Exercise brief: Pick out each line of the records in which the word "trimestre" appears.

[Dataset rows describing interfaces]
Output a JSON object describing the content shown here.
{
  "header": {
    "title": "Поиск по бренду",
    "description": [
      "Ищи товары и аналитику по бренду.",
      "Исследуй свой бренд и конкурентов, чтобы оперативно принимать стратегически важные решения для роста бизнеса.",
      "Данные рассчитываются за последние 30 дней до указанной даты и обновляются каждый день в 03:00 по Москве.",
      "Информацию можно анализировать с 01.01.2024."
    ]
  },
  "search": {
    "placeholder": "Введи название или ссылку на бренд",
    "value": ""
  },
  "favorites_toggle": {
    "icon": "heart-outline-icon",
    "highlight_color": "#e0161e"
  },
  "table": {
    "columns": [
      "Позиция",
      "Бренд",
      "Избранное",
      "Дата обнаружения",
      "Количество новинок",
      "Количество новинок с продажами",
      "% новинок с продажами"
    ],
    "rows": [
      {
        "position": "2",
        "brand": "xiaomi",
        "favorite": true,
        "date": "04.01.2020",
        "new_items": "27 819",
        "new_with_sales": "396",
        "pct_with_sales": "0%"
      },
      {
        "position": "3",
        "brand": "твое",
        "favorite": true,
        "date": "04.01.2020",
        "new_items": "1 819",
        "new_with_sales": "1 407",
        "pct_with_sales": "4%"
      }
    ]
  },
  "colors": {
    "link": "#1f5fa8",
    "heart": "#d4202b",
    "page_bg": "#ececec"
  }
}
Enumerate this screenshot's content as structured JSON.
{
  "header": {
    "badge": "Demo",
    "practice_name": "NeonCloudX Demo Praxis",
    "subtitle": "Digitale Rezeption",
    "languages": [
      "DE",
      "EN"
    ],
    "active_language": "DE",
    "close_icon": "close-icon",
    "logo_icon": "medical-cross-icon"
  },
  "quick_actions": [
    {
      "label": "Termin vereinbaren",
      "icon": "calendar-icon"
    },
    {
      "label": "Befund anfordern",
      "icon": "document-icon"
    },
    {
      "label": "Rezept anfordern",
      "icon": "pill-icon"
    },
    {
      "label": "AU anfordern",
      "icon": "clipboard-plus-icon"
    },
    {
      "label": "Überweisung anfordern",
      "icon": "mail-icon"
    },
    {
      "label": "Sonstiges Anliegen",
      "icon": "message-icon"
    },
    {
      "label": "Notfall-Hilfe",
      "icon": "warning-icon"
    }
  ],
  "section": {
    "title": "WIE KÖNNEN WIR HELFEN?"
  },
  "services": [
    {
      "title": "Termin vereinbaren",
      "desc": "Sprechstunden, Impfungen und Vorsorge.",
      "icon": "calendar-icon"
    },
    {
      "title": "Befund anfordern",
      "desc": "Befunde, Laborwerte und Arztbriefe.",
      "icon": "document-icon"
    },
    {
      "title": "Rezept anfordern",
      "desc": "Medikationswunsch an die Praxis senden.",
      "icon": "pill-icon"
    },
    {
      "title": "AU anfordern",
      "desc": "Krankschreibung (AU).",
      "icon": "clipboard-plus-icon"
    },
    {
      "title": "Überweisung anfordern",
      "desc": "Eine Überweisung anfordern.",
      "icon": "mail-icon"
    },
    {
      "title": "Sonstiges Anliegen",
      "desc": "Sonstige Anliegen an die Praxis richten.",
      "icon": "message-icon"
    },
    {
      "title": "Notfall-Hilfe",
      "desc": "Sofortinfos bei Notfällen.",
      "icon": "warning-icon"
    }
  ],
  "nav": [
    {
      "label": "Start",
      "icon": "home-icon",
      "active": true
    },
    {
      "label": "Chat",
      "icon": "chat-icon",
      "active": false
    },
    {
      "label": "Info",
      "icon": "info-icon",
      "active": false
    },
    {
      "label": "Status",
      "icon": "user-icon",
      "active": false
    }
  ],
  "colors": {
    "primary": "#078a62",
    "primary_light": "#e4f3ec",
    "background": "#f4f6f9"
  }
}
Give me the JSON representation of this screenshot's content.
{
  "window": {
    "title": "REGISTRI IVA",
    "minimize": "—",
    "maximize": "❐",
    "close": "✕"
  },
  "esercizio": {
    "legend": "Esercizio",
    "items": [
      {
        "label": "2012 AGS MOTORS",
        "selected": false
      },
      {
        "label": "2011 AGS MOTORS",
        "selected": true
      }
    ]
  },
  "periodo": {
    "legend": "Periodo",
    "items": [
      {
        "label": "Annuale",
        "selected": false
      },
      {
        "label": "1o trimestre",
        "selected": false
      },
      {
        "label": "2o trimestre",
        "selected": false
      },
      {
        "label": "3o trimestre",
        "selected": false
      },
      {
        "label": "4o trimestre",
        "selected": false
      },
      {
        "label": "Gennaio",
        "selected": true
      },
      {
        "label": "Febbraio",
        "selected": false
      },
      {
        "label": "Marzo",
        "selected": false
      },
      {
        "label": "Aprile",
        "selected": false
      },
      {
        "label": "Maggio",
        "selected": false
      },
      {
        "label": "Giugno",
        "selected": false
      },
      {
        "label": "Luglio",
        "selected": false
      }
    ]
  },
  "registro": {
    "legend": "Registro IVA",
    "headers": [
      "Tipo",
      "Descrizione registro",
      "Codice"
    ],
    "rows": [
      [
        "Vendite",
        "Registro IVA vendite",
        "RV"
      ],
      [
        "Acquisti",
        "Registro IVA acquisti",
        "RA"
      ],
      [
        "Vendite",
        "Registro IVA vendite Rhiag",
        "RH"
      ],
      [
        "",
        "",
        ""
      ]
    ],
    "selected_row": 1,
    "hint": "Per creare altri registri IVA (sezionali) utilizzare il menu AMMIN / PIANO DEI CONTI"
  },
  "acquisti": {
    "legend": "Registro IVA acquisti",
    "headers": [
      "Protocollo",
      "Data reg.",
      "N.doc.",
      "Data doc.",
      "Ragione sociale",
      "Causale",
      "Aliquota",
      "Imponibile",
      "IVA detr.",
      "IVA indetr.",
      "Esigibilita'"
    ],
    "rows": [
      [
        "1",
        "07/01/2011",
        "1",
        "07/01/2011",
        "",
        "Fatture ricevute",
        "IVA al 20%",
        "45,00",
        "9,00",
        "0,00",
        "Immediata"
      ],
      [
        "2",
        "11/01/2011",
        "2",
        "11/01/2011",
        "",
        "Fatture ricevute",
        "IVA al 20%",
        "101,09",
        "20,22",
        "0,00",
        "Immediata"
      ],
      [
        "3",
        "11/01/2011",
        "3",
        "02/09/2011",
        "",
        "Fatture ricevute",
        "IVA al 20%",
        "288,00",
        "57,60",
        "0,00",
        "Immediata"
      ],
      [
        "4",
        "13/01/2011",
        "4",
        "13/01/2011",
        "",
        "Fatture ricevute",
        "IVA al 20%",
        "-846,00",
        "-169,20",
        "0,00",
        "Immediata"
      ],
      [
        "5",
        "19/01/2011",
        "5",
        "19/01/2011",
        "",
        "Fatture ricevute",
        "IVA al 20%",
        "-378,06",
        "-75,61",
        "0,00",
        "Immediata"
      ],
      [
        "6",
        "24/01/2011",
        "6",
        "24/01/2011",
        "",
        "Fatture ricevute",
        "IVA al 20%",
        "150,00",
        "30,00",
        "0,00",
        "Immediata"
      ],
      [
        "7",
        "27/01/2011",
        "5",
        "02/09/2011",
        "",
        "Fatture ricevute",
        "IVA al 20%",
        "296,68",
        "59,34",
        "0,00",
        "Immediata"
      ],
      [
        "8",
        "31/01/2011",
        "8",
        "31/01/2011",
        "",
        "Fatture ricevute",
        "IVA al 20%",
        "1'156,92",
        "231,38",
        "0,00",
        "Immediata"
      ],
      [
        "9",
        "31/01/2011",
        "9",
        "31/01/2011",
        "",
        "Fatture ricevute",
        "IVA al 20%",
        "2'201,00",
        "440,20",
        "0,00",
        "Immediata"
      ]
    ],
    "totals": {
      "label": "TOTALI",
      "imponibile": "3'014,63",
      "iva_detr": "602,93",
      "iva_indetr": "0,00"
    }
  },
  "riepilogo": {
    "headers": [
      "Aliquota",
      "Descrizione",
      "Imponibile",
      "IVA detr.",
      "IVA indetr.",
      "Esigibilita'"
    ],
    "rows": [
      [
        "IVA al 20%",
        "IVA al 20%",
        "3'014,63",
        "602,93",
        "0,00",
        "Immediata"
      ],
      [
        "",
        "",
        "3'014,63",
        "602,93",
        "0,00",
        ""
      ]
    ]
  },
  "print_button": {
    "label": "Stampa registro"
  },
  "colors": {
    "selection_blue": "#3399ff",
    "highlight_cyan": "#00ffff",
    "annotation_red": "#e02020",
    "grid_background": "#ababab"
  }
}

Expected output:
        "label": "1o trimestre",
        "label": "2o trimestre",
        "label": "3o trimestre",
        "label": "4o trimestre",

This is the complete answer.